EXERCISE:
A faithful, complete copy of the entries is the sole expected answer.

Element data from apps and pages
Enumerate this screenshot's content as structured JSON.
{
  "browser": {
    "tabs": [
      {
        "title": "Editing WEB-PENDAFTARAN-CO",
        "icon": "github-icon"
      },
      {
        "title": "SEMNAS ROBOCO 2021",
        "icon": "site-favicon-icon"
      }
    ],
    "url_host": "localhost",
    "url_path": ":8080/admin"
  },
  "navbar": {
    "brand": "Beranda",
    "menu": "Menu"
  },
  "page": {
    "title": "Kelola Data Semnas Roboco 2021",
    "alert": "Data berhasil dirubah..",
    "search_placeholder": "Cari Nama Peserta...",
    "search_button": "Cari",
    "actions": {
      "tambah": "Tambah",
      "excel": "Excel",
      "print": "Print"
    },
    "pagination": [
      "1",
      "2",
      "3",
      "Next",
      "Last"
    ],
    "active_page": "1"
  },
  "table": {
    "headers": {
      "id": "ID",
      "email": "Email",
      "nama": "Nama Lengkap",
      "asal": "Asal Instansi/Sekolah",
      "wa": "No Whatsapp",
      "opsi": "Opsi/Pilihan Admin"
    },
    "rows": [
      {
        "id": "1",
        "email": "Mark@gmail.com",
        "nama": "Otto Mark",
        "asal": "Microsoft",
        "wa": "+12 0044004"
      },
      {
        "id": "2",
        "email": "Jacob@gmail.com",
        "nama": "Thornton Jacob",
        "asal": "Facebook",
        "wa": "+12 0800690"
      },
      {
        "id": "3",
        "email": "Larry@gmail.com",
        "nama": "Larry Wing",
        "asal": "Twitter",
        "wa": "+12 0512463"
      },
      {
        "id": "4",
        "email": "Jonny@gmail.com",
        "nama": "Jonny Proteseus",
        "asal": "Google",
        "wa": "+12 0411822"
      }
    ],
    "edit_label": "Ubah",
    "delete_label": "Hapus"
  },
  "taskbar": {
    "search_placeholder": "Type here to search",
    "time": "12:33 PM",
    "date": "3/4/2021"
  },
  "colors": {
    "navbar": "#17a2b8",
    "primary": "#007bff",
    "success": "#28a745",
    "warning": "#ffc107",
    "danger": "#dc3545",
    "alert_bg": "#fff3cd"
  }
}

ANSWER SPACE:
Enumerate this screenshot's content as structured JSON.
{
  "browser": {
    "tabs": [
      {
        "title": "Editing WEB-PENDAFTARAN-CO",
        "icon": "github-icon"
      },
      {
        "title": "SEMNAS ROBOCO 2021",
        "icon": "site-favicon-icon"
      }
    ],
    "url_host": "localhost",
    "url_path": ":8080/admin"
  },
  "navbar": {
    "brand": "Beranda",
    "menu": "Menu"
  },
  "page": {
    "title": "Kelola Data Semnas Roboco 2021",
    "alert": "Data berhasil dirubah..",
    "search_placeholder": "Cari Nama Peserta...",
    "search_button": "Cari",
    "actions": {
      "tambah": "Tambah",
      "excel": "Excel",
      "print": "Print"
    },
    "pagination": [
      "1",
      "2",
      "3",
      "Next",
      "Last"
    ],
    "active_page": "1"
  },
  "table": {
    "headers": {
      "id": "ID",
      "email": "Email",
      "nama": "Nama Lengkap",
      "asal": "Asal Instansi/Sekolah",
      "wa": "No Whatsapp",
      "opsi": "Opsi/Pilihan Admin"
    },
    "rows": [
      {
        "id": "1",
        "email": "Mark@gmail.com",
        "nama": "Otto Mark",
        "asal": "Microsoft",
        "wa": "+12 0044004"
      },
      {
        "id": "2",
        "email": "Jacob@gmail.com",
        "nama": "Thornton Jacob",
        "asal": "Facebook",
        "wa": "+12 0800690"
      },
      {
        "id": "3",
        "email": "Larry@gmail.com",
        "nama": "Larry Wing",
        "asal": "Twitter",
        "wa": "+12 0512463"
      },
      {
        "id": "4",
        "email": "Jonny@gmail.com",
        "nama": "Jonny Proteseus",
        "asal": "Google",
        "wa": "+12 0411822"
      }
    ],
    "edit_label": "Ubah",
    "delete_label": "Hapus"
  },
  "taskbar": {
    "search_placeholder": "Type here to search",
    "time": "12:33 PM",
    "date": "3/4/2021"
  },
  "colors": {
    "navbar": "#17a2b8",
    "primary": "#007bff",
    "success": "#28a745",
    "warning": "#ffc107",
    "danger": "#dc3545",
    "alert_bg": "#fff3cd"
  }
}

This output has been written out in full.